Supplied records>
┌──

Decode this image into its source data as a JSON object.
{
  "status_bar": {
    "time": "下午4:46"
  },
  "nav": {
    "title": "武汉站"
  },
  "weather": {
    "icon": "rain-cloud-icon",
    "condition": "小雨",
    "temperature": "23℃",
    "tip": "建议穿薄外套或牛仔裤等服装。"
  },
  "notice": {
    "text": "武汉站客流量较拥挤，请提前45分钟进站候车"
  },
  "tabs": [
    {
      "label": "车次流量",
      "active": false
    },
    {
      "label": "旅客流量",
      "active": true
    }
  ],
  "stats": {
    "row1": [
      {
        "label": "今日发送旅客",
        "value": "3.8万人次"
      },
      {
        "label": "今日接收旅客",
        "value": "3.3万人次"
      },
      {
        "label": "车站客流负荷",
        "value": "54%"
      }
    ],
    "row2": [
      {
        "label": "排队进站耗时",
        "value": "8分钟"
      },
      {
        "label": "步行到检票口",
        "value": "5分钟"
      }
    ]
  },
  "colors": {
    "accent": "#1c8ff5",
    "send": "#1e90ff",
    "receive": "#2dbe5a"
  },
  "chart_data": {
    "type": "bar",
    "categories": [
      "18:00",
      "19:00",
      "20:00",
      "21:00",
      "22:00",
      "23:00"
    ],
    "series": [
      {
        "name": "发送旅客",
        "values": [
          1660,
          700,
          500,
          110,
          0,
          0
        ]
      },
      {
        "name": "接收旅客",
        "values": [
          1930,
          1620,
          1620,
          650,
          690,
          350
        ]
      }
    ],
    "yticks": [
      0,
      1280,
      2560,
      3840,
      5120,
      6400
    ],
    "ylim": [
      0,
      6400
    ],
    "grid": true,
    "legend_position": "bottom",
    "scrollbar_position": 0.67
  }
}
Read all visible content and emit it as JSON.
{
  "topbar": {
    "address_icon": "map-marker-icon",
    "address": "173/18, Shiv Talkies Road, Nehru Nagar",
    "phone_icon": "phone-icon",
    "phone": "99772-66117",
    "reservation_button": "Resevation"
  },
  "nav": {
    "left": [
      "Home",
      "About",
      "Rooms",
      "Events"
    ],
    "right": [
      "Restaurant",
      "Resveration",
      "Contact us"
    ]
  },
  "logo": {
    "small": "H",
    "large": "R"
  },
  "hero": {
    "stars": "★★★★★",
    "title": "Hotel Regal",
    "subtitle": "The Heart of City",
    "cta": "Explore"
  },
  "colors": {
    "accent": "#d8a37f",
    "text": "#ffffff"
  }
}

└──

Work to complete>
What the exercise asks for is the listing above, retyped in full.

Answer to the exercise>
Decode this image into its source data as a JSON object.
{
  "status_bar": {
    "time": "下午4:46"
  },
  "nav": {
    "title": "武汉站"
  },
  "weather": {
    "icon": "rain-cloud-icon",
    "condition": "小雨",
    "temperature": "23℃",
    "tip": "建议穿薄外套或牛仔裤等服装。"
  },
  "notice": {
    "text": "武汉站客流量较拥挤，请提前45分钟进站候车"
  },
  "tabs": [
    {
      "label": "车次流量",
      "active": false
    },
    {
      "label": "旅客流量",
      "active": true
    }
  ],
  "stats": {
    "row1": [
      {
        "label": "今日发送旅客",
        "value": "3.8万人次"
      },
      {
        "label": "今日接收旅客",
        "value": "3.3万人次"
      },
      {
        "label": "车站客流负荷",
        "value": "54%"
      }
    ],
    "row2": [
      {
        "label": "排队进站耗时",
        "value": "8分钟"
      },
      {
        "label": "步行到检票口",
        "value": "5分钟"
      }
    ]
  },
  "colors": {
    "accent": "#1c8ff5",
    "send": "#1e90ff",
    "receive": "#2dbe5a"
  },
  "chart_data": {
    "type": "bar",
    "categories": [
      "18:00",
      "19:00",
      "20:00",
      "21:00",
      "22:00",
      "23:00"
    ],
    "series": [
      {
        "name": "发送旅客",
        "values": [
          1660,
          700,
          500,
          110,
          0,
          0
        ]
      },
      {
        "name": "接收旅客",
        "values": [
          1930,
          1620,
          1620,
          650,
          690,
          350
        ]
      }
    ],
    "yticks": [
      0,
      1280,
      2560,
      3840,
      5120,
      6400
    ],
    "ylim": [
      0,
      6400
    ],
    "grid": true,
    "legend_position": "bottom",
    "scrollbar_position": 0.67
  }
}
Read all visible content and emit it as JSON.
{
  "topbar": {
    "address_icon": "map-marker-icon",
    "address": "173/18, Shiv Talkies Road, Nehru Nagar",
    "phone_icon": "phone-icon",
    "phone": "99772-66117",
    "reservation_button": "Resevation"
  },
  "nav": {
    "left": [
      "Home",
      "About",
      "Rooms",
      "Events"
    ],
    "right": [
      "Restaurant",
      "Resveration",
      "Contact us"
    ]
  },
  "logo": {
    "small": "H",
    "large": "R"
  },
  "hero": {
    "stars": "★★★★★",
    "title": "Hotel Regal",
    "subtitle": "The Heart of City",
    "cta": "Explore"
  },
  "colors": {
    "accent": "#d8a37f",
    "text": "#ffffff"
  }
}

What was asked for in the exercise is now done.